far as it can, by the exercise of a just control over persons and property within its borders. * * *.'
And it has been held that there is no denial of due process in a taxing statute unless it is 'so arbitrary as to compel the conclusion that it does not involve exertion of the taxing power, but constitutes, in substance and effect, the direct exertion of a different and forbidden power.' Magnano v. Hamilton,292 U.S. 40, 44, 54 S.Ct. 599, 78 L.Ed. 1109, (1934). The Delaware Law clearly meets such tests of due process.
As to the claim of violation of the equal protection of the law guaranty, it cannot be said that the Statute discriminates against non-residents, either as to the measure or the enforcement of the tax. The test of equal protection of the laws is met if there is no capricious or arbitrary classification as between taxables, there being no 'iron rule of equality' imposed by the Equal Protection Clause. Allied Stores of Ohio, Inc. v. Bowers, Tax Commissioner,358 U.S. 522, 79 S.Ct. 437, 3 L.Ed.2d 480 (1959). The Delaware Law unquestionably meets that test. The Statute makes no substantial distinction between residents and non-residents, or among non-residents. If residents and non-residents are treated alike by a taxing statute, there can be no denial of equal protection; yet, it is this like treatment of which appellants actually complain.
Indeed, the appellants do not claim an arbitrary or unreasonable classification such as is usually encountered in cases in which the Equal Protection Clause is invoked. Their claim of discrimination is based solely upon the limitation of the benefits they are able to derive from the tax under the circumstances. Tax liability may not be thus apportioned according to benefits derived; such concept is wholly inconsistent with our system of taxation. If it were otherwise, residents as well as non-residents could claim innumerable tax exemptions that would wreck the system: childless citizens could claim the right to be excused from the payment of taxes for school purposes, bed-ridden invalids from taxes for roads, affluent citizens from taxes for welfare, healthy citizens from taxes for health protection, and newcomers to the State from taxes for old debt service. The examples are limited only by the imagination.
The Fourteenth Amendment does not require any such measure of tax liability by benefits derived. As precedent, the appellants rely upon the following language in STATE OF WISCONSIN V. J. C. PENNEY CO., 311 U.S. 435, 61 S.CT. 246, 249--250, 85 L.ED. 267 (1941):
'* * * A state is free to pursue its own fiscal policies, unembarrassed by the Constitution, if by the practical operation of a tax the state has exerted its power in relation to opportunities which it has given, to protection which it has afforded, to benefits which it has conferred by the fact of being an orderly, civilized society.

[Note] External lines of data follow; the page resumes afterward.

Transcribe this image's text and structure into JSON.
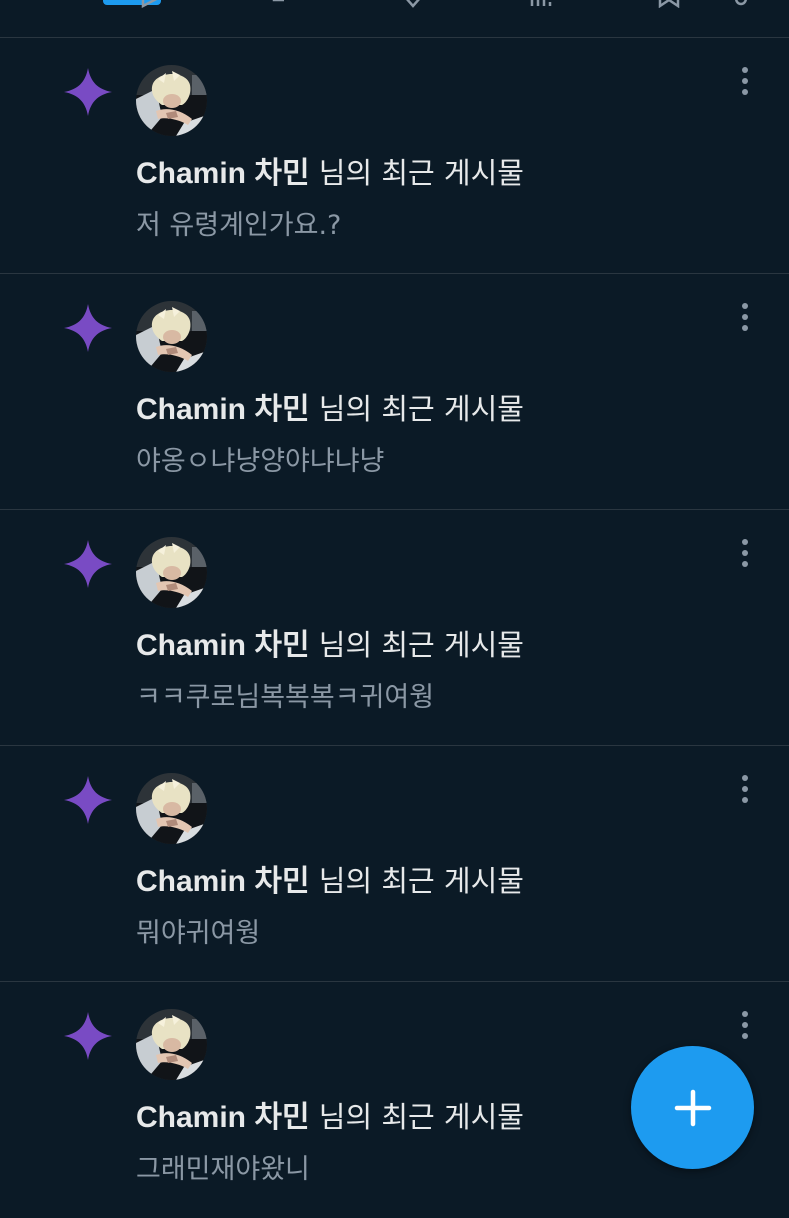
{
  "colors": {
    "background": "#0b1a26",
    "divider": "#2a3640",
    "accent": "#1d9bf0",
    "sparkle": "#794bc4",
    "text_primary": "#e7e9ea",
    "text_secondary": "#8b98a5"
  },
  "top_bar": {
    "icons": [
      "reply-icon",
      "retweet-icon",
      "like-icon",
      "views-icon",
      "bookmark-icon",
      "share-icon"
    ]
  },
  "notifications": [
    {
      "icon": "sparkle-icon",
      "author": "Chamin 차민",
      "suffix": " 님의 최근 게시물",
      "snippet": "저 유령계인가요.?"
    },
    {
      "icon": "sparkle-icon",
      "author": "Chamin 차민",
      "suffix": " 님의 최근 게시물",
      "snippet": "야옹ㅇ냐냥양야냐냐냥"
    },
    {
      "icon": "sparkle-icon",
      "author": "Chamin 차민",
      "suffix": " 님의 최근 게시물",
      "snippet": "ㅋㅋ쿠로님복복복ㅋ귀여웡"
    },
    {
      "icon": "sparkle-icon",
      "author": "Chamin 차민",
      "suffix": " 님의 최근 게시물",
      "snippet": "뭐야귀여웡"
    },
    {
      "icon": "sparkle-icon",
      "author": "Chamin 차민",
      "suffix": " 님의 최근 게시물",
      "snippet": "그래민재야왔니"
    }
  ],
  "fab": {
    "icon": "plus-icon"
  }
}
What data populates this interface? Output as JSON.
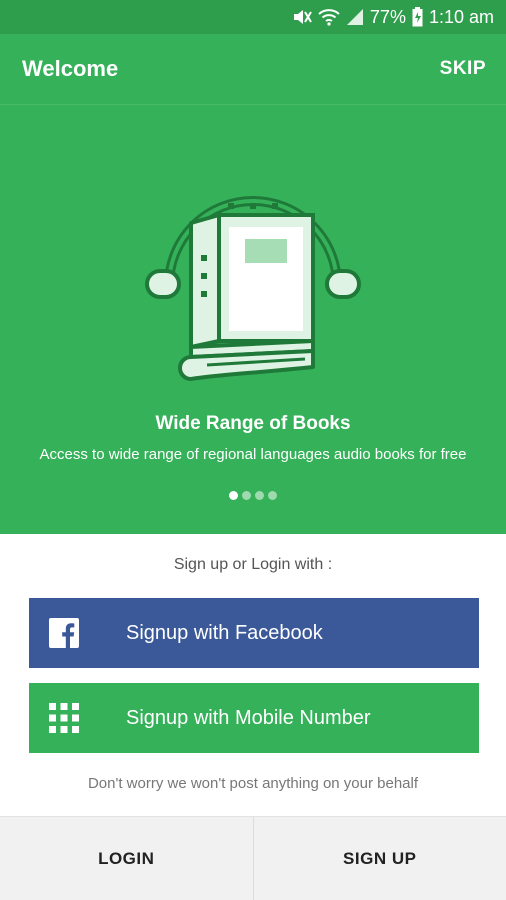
{
  "status_bar": {
    "battery": "77%",
    "time": "1:10 am"
  },
  "app_bar": {
    "title": "Welcome",
    "skip_label": "SKIP"
  },
  "onboarding": {
    "slide_title": "Wide Range of Books",
    "slide_description": "Access to wide range of regional languages audio books for free",
    "page_count": 4,
    "active_page": 1
  },
  "auth": {
    "prompt": "Sign up or Login with :",
    "facebook_label": "Signup with Facebook",
    "mobile_label": "Signup with Mobile Number",
    "disclaimer": "Don't worry we won't post anything on your behalf"
  },
  "bottom_bar": {
    "login_label": "LOGIN",
    "signup_label": "SIGN UP"
  },
  "colors": {
    "primary": "#35b15a",
    "status_bar": "#2f9e4c",
    "facebook": "#3b5998"
  },
  "icons": [
    "mute-icon",
    "wifi-icon",
    "signal-icon",
    "battery-icon",
    "headphone-book-icon",
    "facebook-icon",
    "dialpad-icon"
  ]
}
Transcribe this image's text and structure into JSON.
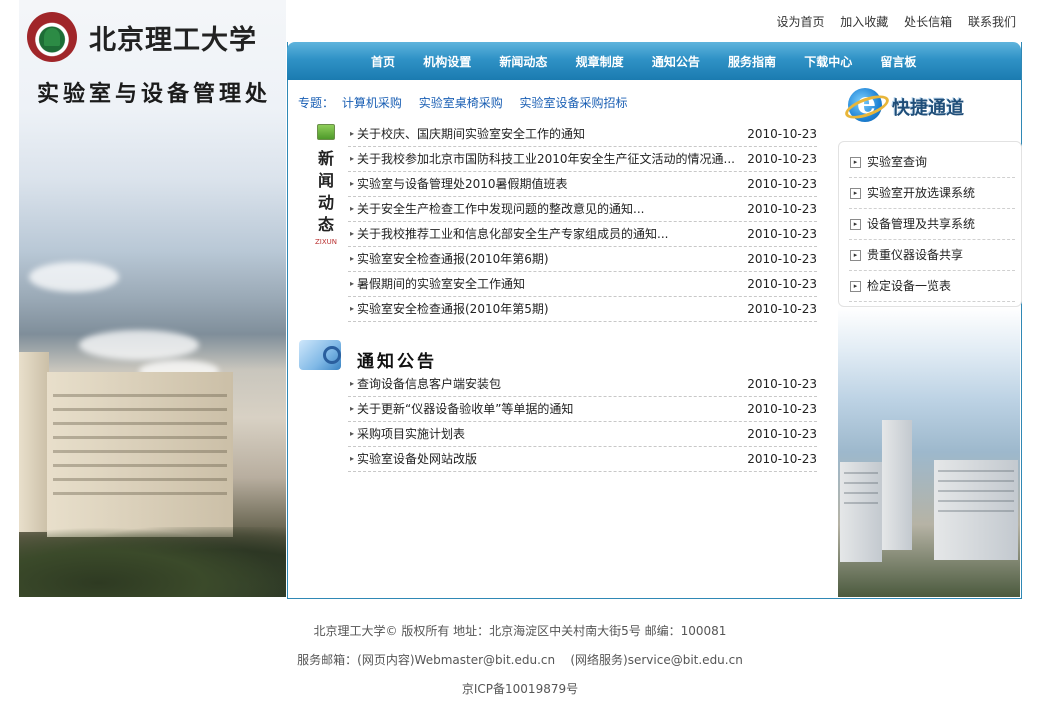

'* * * That test (of constitutionality) is whether property was taken without due process of law, or, if paraphrase we must, whether the taxing power exerted by the state bears fiscal relation to protection, opportunities and benefits given by the state. The simple but controlling question ...